• WHAT IS EXPECTED
Using the data below, determine the number of lines that include the string "Contables". Write only that number.

[Data extracted from a collection]
..........

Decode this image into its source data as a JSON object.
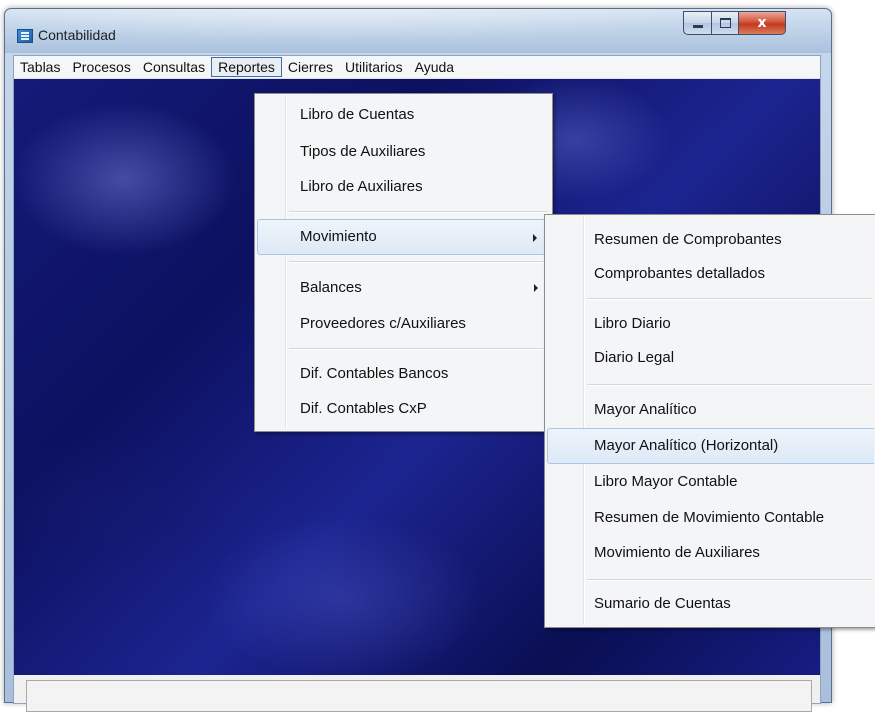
{
  "window": {
    "title": "Contabilidad",
    "close_glyph": "x"
  },
  "menubar": [
    "Tablas",
    "Procesos",
    "Consultas",
    "Reportes",
    "Cierres",
    "Utilitarios",
    "Ayuda"
  ],
  "reportes_menu": {
    "libro_cuentas": "Libro de Cuentas",
    "tipos_auxiliares": "Tipos de Auxiliares",
    "libro_auxiliares": "Libro de Auxiliares",
    "movimiento": "Movimiento",
    "balances": "Balances",
    "proveedores": "Proveedores c/Auxiliares",
    "dif_bancos": "Dif. Contables Bancos",
    "dif_cxp": "Dif. Contables CxP"
  },
  "movimiento_submenu": {
    "resumen_comprobantes": "Resumen de Comprobantes",
    "comprobantes_detallados": "Comprobantes detallados",
    "libro_diario": "Libro Diario",
    "diario_legal": "Diario Legal",
    "mayor_analitico": "Mayor Analítico",
    "mayor_analitico_h": "Mayor Analítico (Horizontal)",
    "libro_mayor": "Libro Mayor Contable",
    "resumen_mov": "Resumen de Movimiento Contable",
    "mov_auxiliares": "Movimiento de Auxiliares",
    "sumario_cuentas": "Sumario de Cuentas"
  },
  "icons": {
    "app": "ledger-app-icon",
    "minimize": "minimize-icon",
    "maximize": "maximize-icon",
    "close": "close-icon",
    "submenu": "submenu-arrow-icon"
  }
}
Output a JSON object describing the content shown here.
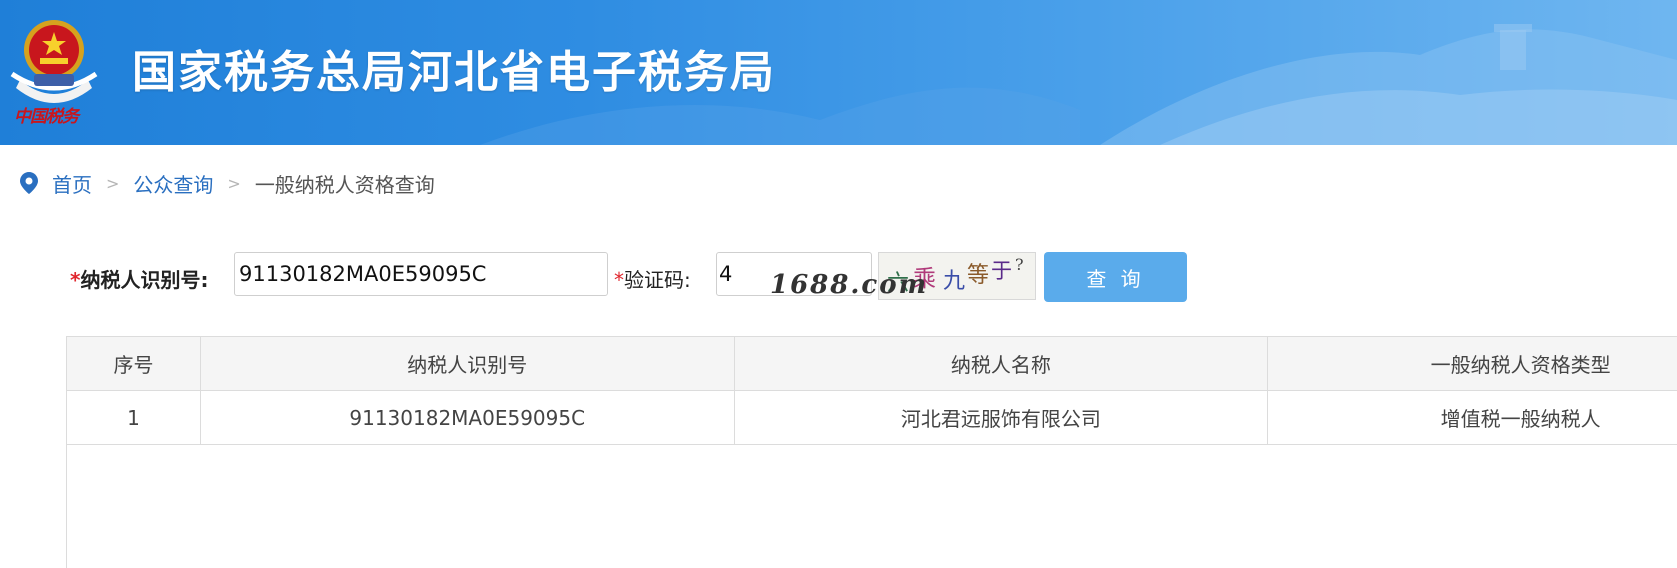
{
  "header": {
    "title": "国家税务总局河北省电子税务局",
    "emblem_caption": "中国税务",
    "colors": {
      "banner_start": "#1f7fd8",
      "banner_end": "#6fb6f0",
      "emblem_red": "#c8161d"
    }
  },
  "breadcrumb": {
    "icon": "location-pin-icon",
    "items": [
      {
        "label": "首页"
      },
      {
        "label": "公众查询"
      },
      {
        "label": "一般纳税人资格查询"
      }
    ],
    "separator": ">"
  },
  "form": {
    "required_mark": "*",
    "taxid_label": "纳税人识别号:",
    "taxid_value": "91130182MA0E59095C",
    "captcha_label": "验证码:",
    "captcha_value": "4",
    "captcha_text": [
      "六",
      "乘",
      "九",
      "等",
      "于",
      "?"
    ],
    "query_button": "查 询",
    "watermark": "1688.com",
    "colors": {
      "button": "#5aabeb",
      "required": "#e0262d"
    }
  },
  "table": {
    "headers": [
      "序号",
      "纳税人识别号",
      "纳税人名称",
      "一般纳税人资格类型"
    ],
    "rows": [
      [
        "1",
        "91130182MA0E59095C",
        "河北君远服饰有限公司",
        "增值税一般纳税人"
      ]
    ]
  }
}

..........

• TASK RESPONSE
2